• Work task
For the records below, work out the number of lines holding "true" and reply with only that.

[Element data from apps and pages]
────────────────

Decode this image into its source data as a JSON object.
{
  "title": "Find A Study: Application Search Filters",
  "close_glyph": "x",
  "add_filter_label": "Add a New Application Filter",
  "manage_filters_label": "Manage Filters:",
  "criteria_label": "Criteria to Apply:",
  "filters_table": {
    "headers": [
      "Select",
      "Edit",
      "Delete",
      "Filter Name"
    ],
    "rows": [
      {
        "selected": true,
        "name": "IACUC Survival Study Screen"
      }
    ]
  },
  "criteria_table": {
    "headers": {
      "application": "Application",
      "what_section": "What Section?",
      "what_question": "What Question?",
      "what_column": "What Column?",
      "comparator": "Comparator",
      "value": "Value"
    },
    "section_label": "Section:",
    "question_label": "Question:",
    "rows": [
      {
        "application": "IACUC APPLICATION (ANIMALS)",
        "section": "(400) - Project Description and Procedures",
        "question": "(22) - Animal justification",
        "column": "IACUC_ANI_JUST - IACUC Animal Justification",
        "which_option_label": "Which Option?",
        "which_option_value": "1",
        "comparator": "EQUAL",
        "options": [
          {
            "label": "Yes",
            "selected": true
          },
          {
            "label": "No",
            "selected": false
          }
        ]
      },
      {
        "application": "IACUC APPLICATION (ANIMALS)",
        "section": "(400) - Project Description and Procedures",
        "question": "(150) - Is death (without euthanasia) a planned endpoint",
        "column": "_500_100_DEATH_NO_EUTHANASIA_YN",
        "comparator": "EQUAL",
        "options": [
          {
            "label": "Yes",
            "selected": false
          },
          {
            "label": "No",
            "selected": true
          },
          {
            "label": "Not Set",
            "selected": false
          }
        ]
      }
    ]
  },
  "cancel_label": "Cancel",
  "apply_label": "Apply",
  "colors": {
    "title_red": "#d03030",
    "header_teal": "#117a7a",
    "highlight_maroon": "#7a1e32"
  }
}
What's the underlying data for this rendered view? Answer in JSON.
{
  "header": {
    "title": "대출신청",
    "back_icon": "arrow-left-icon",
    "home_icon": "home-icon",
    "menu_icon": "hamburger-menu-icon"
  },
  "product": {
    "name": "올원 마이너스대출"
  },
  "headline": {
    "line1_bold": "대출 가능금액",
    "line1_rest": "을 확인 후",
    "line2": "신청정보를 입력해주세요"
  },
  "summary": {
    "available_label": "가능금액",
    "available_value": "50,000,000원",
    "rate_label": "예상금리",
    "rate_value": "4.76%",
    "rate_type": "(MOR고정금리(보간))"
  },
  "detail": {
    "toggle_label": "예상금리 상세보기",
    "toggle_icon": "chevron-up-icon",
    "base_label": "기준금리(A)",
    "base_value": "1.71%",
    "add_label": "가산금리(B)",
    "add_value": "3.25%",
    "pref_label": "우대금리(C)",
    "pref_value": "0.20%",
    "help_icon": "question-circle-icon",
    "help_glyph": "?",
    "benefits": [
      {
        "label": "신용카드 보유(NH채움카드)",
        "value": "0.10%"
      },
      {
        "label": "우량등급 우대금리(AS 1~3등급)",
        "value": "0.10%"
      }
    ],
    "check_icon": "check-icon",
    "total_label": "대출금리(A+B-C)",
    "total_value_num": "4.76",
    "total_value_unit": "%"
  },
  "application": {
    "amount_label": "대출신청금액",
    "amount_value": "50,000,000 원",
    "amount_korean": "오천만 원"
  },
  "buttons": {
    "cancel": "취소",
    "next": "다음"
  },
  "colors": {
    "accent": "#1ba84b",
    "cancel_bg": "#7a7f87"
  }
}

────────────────

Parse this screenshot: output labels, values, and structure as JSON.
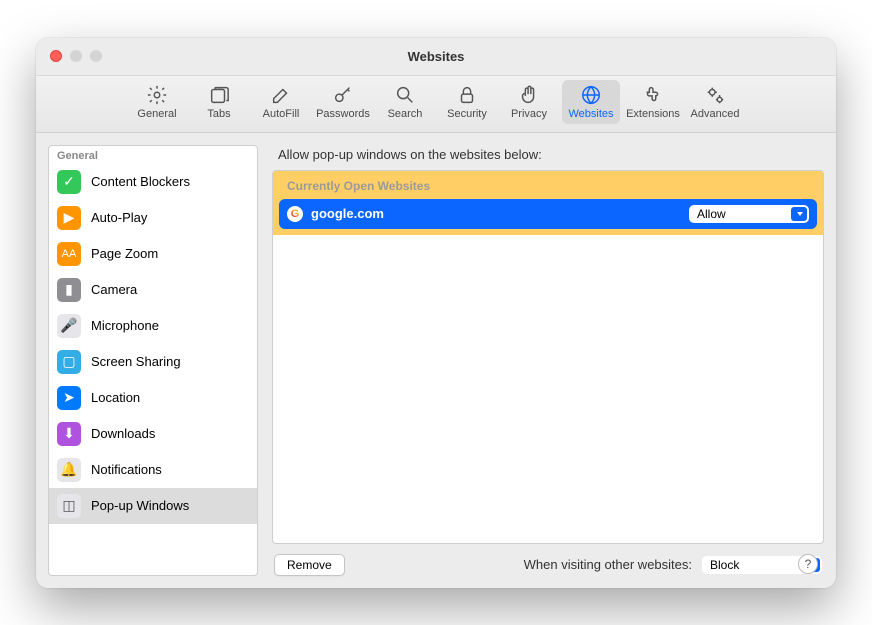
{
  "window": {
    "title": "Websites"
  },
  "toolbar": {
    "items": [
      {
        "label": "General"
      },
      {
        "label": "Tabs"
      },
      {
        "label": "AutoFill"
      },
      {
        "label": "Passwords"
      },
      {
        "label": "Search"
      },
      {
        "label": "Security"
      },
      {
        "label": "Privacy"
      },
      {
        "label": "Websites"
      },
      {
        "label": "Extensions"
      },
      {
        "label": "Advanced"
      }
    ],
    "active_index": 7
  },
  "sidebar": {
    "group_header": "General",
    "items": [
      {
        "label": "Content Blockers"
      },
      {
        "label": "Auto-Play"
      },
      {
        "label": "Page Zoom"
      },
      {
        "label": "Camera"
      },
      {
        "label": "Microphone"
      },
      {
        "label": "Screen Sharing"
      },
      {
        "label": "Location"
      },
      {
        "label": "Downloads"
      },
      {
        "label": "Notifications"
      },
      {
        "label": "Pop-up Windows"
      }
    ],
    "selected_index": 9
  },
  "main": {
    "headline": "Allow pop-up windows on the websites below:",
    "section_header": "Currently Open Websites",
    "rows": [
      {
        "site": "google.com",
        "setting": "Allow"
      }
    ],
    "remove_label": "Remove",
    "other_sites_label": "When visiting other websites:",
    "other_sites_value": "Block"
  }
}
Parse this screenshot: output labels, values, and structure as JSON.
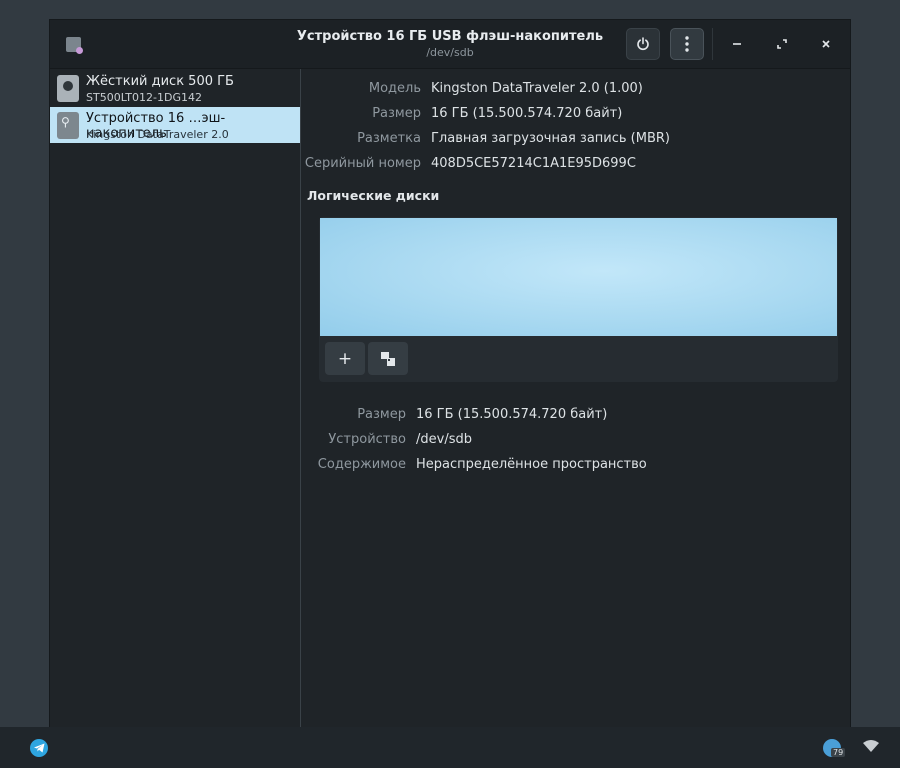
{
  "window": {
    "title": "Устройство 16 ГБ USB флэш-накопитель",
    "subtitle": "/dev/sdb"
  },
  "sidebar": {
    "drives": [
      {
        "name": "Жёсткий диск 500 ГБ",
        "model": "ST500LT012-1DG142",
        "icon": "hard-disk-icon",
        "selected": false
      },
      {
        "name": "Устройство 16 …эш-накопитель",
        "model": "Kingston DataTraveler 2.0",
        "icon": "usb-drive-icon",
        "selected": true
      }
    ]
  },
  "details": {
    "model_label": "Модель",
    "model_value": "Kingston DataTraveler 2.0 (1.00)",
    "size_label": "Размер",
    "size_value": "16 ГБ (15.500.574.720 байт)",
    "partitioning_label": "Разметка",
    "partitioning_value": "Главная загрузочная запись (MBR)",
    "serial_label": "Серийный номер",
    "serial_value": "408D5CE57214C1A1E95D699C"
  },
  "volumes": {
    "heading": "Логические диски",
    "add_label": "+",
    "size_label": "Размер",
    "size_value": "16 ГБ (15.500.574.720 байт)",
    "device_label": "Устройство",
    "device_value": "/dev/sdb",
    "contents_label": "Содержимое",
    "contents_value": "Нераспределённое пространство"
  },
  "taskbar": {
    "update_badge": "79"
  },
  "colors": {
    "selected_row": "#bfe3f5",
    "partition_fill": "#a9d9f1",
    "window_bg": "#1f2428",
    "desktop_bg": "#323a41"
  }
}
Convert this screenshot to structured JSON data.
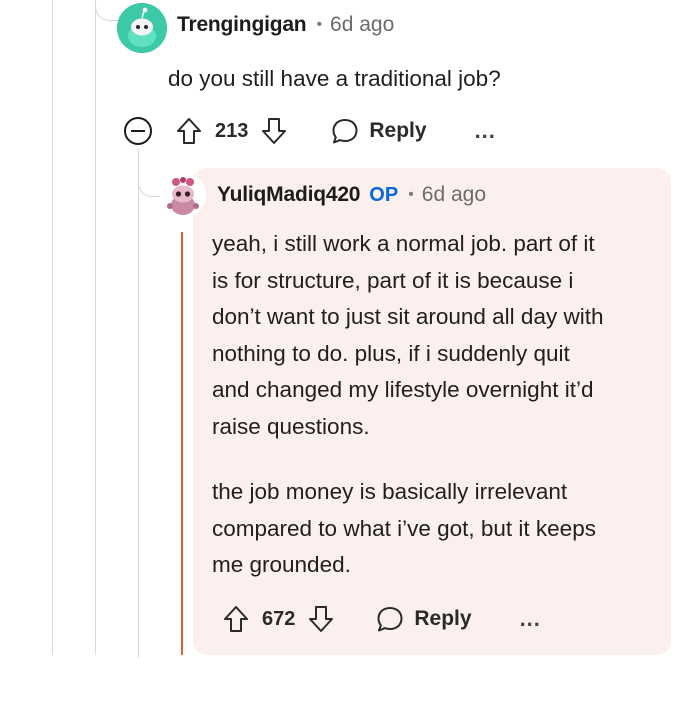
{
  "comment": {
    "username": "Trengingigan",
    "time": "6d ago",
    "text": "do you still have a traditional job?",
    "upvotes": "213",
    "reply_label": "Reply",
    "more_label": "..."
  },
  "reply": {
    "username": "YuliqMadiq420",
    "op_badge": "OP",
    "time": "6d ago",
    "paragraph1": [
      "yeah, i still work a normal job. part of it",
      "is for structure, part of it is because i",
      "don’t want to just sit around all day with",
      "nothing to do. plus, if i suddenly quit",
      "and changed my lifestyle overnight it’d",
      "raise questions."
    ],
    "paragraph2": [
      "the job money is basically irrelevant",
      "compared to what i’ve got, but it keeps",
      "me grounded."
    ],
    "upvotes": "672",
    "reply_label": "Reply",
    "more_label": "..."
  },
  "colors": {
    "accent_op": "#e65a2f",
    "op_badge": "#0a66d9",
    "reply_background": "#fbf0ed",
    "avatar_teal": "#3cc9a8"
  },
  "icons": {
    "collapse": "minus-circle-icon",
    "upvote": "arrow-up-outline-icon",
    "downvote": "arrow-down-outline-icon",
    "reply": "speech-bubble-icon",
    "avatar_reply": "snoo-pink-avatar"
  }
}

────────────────

• Problem solution
4